How do we combat destructive habits in the lives of our students? We help reframe their worldviews. Seek to broaden teen’s day-to-day life with experiences that stretch them and expose them to new things, like mission trips, service projects, and outreach to others. Let these moments show them a world beyond their phones, computer addictions, and soccer practices, and give them fresh eyes to appreciate the blessings they have.

In the last year, my own youth have been utterly transformed by serving in unlikely places like pediatric nursing homes, kids’ cancer treatment centers, homeless centers, and with our local brain tumor alliance. Don’t underestimate the power of experience to change lives.

Our social skills are weak.

“People think we’re connected, but we’re not really communicating,” confessed one frustrated student. “I feel so much less connected. You can be connected to certain things, but you’re not actually connected to the people around you.”

One only needs to sit in a roomful of teenagers to realize this is a problem. Today’s kids struggle to talk to each other without a screen in their hands. Whether they’re looking at Instagram, snapping pictures and sharing them, or watching a YouTube video, they’re constantly hiding behind technology as a crutch in nearly every conversation they have.

In order to strengthen our students’ social skills, we must encourage (and sometimes force) teenagers to engage face-to-face. I make peer discussion a priority at every youth event I have, whether we’re driving in a van or sitting in daily religion class. I use every opportunity to put kids in a circle so they can look each other in the eye to speak.

Model eye contact, verbal affirmations, and encourage students to respond, debate, and speak out loud. Allow time for group activities and social downtime, affirming the bonding that happens in the flesh.

We hide our loneliness.

“Our generation is secretly lonely,” chimed one teenager as I quizzed my youth. “A lot of people have virtual friends, but feel alone when they’re around people.”

It may seem hard to believe when you see teens with thousands of followers on social media, but many of today’s students feel isolated. “I’m used to staring at a screen,” explained one of my teens. “I don’t socialize well. I feel alone.”

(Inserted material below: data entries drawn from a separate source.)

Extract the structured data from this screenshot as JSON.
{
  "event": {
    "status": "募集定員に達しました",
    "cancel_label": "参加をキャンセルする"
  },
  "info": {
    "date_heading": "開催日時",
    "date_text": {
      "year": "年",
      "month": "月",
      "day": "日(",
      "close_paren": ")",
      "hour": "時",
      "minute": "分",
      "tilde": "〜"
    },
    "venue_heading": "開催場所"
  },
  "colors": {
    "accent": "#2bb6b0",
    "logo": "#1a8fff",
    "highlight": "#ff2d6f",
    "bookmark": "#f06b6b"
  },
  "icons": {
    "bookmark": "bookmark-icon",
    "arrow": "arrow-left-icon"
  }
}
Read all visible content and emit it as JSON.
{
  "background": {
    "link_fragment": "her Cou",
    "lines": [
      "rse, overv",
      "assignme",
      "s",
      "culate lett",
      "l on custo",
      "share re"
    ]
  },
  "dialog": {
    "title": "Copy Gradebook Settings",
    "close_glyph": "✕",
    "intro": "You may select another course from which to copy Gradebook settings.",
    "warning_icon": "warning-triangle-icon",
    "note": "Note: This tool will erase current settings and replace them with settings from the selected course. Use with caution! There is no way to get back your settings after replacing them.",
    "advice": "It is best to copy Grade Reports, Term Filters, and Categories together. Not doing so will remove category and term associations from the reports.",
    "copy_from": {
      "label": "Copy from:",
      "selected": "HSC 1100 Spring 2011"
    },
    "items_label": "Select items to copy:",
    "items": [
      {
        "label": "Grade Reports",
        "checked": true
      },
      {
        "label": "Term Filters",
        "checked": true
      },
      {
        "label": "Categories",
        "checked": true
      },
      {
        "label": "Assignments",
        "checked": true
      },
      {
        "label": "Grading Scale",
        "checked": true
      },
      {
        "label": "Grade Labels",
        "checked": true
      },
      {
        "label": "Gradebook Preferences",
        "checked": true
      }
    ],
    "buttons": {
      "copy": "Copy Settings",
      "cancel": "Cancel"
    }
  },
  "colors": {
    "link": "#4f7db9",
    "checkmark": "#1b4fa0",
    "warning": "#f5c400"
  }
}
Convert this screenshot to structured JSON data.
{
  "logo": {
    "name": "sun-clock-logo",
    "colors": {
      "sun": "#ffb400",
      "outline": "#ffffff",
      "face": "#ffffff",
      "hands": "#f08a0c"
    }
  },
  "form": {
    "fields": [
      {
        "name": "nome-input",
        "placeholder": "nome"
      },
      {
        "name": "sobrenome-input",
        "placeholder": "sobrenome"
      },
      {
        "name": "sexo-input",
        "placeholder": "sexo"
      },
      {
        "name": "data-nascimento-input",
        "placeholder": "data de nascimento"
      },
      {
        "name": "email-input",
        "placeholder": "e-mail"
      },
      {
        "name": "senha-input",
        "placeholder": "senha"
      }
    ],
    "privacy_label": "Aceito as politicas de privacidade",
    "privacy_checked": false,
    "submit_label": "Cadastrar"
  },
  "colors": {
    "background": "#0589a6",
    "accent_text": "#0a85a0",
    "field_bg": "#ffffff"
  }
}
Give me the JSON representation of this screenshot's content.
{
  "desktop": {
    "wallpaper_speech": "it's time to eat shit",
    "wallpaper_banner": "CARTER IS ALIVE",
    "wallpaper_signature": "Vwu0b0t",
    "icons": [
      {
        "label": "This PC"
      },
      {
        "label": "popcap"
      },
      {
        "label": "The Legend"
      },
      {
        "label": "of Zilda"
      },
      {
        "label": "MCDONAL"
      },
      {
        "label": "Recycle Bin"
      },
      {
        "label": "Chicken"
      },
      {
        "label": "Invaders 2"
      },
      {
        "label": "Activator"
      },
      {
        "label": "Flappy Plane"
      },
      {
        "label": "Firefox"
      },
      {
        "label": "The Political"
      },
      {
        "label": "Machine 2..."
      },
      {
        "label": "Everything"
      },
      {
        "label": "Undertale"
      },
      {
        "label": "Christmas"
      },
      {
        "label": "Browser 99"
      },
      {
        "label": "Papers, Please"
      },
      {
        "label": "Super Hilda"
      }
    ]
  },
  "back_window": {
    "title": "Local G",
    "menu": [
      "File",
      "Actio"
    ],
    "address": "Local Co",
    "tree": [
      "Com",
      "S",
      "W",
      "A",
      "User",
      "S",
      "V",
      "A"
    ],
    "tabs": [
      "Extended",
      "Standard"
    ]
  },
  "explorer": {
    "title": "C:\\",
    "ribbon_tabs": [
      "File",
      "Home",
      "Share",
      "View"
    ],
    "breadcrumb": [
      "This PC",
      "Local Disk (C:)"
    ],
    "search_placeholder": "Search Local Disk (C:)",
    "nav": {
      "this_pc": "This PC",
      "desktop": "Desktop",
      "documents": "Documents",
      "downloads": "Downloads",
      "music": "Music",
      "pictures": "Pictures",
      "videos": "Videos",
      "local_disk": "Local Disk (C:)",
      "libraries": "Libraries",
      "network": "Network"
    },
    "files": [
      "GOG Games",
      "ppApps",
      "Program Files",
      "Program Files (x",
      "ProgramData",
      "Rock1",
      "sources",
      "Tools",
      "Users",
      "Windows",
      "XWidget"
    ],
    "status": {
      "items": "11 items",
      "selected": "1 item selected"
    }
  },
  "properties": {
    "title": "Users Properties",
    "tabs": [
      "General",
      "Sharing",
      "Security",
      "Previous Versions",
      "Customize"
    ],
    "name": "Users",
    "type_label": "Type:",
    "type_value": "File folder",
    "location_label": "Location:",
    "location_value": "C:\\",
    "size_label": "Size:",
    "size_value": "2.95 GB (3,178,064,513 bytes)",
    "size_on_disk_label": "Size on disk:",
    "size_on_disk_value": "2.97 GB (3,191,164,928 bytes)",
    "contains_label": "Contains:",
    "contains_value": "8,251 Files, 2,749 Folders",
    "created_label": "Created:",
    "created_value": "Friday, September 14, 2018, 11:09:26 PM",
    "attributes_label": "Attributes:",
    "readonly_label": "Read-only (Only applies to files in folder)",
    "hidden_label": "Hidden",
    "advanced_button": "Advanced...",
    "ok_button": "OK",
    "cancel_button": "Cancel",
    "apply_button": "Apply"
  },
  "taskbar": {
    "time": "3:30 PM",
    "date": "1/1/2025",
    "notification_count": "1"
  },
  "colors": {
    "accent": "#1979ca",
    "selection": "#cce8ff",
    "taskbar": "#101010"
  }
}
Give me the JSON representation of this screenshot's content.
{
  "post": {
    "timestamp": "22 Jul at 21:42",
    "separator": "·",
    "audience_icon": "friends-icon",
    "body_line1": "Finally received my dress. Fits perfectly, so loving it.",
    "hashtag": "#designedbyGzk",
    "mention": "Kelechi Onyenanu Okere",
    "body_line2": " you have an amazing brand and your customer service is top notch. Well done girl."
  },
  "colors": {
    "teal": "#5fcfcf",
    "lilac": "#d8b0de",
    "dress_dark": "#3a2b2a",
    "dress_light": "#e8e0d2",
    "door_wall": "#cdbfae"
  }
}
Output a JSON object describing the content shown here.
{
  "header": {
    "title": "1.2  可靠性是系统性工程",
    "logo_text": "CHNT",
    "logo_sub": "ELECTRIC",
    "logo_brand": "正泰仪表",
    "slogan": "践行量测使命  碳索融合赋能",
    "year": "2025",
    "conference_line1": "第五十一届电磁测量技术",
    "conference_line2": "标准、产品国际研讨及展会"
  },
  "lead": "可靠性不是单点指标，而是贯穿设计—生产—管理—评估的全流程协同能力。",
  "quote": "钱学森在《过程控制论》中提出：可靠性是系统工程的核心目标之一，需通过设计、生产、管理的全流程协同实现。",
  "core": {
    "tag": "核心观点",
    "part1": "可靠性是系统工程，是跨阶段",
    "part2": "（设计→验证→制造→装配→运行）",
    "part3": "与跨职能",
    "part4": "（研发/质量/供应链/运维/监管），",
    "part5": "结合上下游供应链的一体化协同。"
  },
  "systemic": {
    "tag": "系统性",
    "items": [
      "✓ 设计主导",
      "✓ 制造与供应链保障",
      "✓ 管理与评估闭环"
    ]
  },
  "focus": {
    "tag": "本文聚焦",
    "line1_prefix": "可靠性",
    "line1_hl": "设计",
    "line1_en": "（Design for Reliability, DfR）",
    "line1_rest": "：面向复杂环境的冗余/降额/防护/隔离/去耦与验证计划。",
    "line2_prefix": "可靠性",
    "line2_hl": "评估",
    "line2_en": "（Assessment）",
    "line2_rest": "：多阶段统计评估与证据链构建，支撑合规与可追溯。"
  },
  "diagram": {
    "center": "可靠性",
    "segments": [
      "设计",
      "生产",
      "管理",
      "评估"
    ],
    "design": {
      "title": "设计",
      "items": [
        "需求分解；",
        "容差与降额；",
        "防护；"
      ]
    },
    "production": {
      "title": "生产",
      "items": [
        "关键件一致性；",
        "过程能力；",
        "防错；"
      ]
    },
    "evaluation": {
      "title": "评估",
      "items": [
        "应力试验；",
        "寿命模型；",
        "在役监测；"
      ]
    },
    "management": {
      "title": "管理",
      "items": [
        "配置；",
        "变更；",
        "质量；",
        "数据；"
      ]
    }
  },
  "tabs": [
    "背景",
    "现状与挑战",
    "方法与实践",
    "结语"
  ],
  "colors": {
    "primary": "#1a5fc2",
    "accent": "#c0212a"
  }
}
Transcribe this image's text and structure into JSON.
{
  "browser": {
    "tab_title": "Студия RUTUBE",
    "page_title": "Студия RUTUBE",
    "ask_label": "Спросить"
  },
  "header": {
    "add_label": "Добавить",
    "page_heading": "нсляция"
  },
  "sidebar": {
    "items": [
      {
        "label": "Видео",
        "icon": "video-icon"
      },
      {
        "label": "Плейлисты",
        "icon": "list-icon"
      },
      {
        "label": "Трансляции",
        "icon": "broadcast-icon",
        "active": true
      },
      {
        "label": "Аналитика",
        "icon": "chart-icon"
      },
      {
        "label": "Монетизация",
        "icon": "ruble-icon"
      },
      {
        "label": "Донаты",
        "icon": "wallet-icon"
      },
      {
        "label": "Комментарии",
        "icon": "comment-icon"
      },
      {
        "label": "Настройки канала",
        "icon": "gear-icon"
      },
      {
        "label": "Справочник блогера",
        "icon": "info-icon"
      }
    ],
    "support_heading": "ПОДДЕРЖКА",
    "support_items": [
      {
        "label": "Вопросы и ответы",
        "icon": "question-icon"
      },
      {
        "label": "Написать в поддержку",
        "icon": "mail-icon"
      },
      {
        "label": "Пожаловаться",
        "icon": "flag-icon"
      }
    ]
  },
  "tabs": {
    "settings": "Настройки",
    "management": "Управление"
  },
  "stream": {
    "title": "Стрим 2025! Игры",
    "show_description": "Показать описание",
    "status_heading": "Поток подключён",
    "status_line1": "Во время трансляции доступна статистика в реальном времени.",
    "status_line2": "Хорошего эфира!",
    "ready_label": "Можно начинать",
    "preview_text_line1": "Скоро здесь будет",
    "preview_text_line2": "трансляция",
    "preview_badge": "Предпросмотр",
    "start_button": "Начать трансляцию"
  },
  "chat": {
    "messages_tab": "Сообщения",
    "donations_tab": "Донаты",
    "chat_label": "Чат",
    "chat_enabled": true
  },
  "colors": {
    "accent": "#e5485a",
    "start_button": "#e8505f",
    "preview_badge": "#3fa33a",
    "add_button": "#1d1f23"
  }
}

In silence, loneliness manifests in destructive ways, including anxiety, self-harm, and obsession. As adults, we need to call out loneliness. In recognizing it, we shine light into the crippling darkness of silence on the subject. Be authentic and honest about it, because the chances are that you, too, can relate to feeling alone.

Strive to provide a safe place for your youth to truthfully wrestle with the issues they’re facing, without fear of judgment. Remind students that we are never alone, as we’re reminded by Jesus in Matthew 28:20b, “And surely, I am always with you always, to the very end of the age.”

In this moment, in the lives of the students around us, we have incredible opportunities to positively impact lives—and an entire generation–for eternity.

What a time in history to be alive, indeed.